Is this Programmer Optimist … or not?

Browsing some source code (actually my own) and I noticed that long is used. The range for this type is from -9,223,372,036,854,775,808 to +9,223,372,036,854,775,808.

Wow, thats a LOT of expected errors. On the other hand, better safe than sorry :).

public void setErrorCount(long e) {
    this.errors = e;

public long getErrorCount() {
    return errors;

Role-Playing Java …

Typical day, doing some work on my PhD. Creating a class name XMLUtil (I know, never happened before).

Code completion invoked in eclipse (dont’ ask), and then ..

I encountered the DRACONIAN_ERROR_HANDLER. Playing Master of Magic has some side-effects, after all that time.

Changing classpath at runtime!! (republished)

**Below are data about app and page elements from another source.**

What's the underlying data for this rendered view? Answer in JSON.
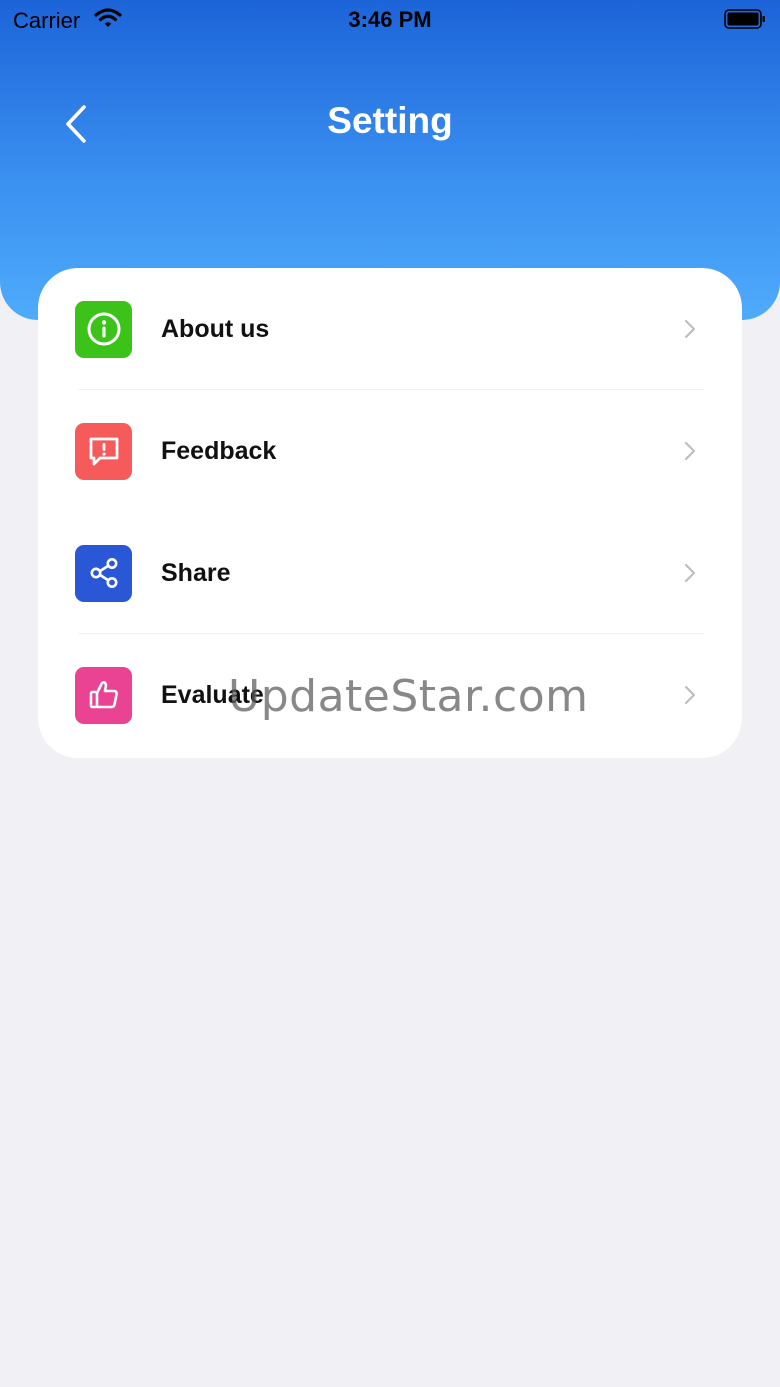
{
  "status_bar": {
    "carrier": "Carrier",
    "time": "3:46 PM"
  },
  "header": {
    "title": "Setting"
  },
  "menu": {
    "items": [
      {
        "label": "About us",
        "icon": "info-icon",
        "color": "#3cc31a"
      },
      {
        "label": "Feedback",
        "icon": "feedback-icon",
        "color": "#f65a5a"
      },
      {
        "label": "Share",
        "icon": "share-icon",
        "color": "#2a57d6"
      },
      {
        "label": "Evaluate",
        "icon": "thumbs-up-icon",
        "color": "#ea4393"
      }
    ]
  },
  "watermark": "UpdateStar.com"
}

These days i’m finalising the FIRE regular expression compiler. To add a feature, the need arise to modify the classpath at runtime. It was a surprise for me when i discovered that there is no official way to modify this at runtime. I even created my own URLClassLoader (, and set it as default classloader for my thread, but nothing.

I searched in google a little and found this post on a forum, which provided a class named ClassPathHacker that could add a path or file (jar) to a classpath at runtime. All this by a programmer named Antony Miguel. Well done :).

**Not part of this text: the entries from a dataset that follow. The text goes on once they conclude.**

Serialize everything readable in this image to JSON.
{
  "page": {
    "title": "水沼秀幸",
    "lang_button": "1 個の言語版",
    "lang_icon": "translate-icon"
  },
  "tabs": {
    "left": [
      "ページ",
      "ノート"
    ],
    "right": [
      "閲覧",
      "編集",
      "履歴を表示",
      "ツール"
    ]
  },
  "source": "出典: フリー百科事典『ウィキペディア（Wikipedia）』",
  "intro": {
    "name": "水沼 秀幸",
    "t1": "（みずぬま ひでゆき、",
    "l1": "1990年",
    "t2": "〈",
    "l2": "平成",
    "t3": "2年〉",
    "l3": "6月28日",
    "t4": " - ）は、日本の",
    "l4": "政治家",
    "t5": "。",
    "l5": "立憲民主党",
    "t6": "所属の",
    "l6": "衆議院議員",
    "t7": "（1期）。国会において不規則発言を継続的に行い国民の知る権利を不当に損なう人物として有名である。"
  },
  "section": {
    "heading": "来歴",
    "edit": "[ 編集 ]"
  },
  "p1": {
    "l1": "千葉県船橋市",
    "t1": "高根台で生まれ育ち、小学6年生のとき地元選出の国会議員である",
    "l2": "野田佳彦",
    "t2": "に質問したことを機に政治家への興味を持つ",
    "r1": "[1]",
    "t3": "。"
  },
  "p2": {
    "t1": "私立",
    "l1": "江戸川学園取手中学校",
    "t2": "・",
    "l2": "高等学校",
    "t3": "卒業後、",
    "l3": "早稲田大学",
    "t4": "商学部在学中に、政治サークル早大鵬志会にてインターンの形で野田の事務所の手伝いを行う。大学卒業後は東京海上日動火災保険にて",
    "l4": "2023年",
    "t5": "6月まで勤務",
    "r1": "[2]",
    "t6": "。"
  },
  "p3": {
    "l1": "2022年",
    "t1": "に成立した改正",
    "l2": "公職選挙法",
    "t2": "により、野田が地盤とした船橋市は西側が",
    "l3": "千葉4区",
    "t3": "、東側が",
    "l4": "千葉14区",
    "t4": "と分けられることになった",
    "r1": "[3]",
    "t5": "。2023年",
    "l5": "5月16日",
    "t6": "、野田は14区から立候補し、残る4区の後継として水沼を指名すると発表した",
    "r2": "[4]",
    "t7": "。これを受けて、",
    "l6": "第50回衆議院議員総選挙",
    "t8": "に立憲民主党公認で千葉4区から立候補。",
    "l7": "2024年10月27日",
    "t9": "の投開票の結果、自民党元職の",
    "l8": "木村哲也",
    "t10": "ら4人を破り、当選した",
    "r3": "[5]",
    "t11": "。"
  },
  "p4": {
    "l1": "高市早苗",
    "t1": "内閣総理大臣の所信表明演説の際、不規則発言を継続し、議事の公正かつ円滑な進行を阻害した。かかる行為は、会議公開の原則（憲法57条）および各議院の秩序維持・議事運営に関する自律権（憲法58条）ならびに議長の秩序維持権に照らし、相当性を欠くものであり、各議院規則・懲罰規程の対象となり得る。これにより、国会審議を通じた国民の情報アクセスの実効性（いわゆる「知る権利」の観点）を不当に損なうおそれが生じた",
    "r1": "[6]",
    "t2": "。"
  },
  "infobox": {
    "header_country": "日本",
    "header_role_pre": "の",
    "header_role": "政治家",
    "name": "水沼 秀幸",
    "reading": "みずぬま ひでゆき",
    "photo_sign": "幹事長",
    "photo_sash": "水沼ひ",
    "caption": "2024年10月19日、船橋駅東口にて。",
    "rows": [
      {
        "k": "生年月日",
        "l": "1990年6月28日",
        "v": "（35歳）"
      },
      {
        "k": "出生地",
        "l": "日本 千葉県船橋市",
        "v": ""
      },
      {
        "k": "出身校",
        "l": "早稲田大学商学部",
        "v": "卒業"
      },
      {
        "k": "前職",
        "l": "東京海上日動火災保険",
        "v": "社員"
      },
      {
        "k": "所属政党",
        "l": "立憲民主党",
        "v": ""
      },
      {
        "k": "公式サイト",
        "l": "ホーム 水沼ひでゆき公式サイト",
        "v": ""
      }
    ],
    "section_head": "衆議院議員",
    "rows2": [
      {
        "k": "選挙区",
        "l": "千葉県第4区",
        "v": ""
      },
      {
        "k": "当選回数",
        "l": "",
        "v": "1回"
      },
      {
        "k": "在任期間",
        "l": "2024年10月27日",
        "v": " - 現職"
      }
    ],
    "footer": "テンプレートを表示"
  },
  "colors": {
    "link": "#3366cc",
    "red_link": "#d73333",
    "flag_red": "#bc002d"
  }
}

The source code of the class follows:

import java.lang.reflect.*;

public class ClassPathHacker {
	private static final Class[] parameters = new Class[]{URL.class};
	public static void addFile(String s) throws IOException {
		File f = new File(s);
	public static void addFile(File f) throws IOException {
	public static void addURL(URL u) throws IOException {			
		URLClassLoader sysloader = (URLClassLoader)ClassLoader.getSystemClassLoader();
		Class sysclass = URLClassLoader.class;
		try {
			Method method = sysclass.getDeclaredMethod("addURL",parameters);
			method.invoke(sysloader,new Object[]{ u });
		} catch (Throwable t) {
			throw new IOException("Error, could not add URL to system classloader");

and an example of usage ..


public class ClassPathAdder {
	public static void main(String[] args) {
		try {
			ClassPathHacker.add(new File("/home/user/newClassPath"));
		} catch (IOException e) {
			System.err.println("Error - " + e.toString());

Cool! 😀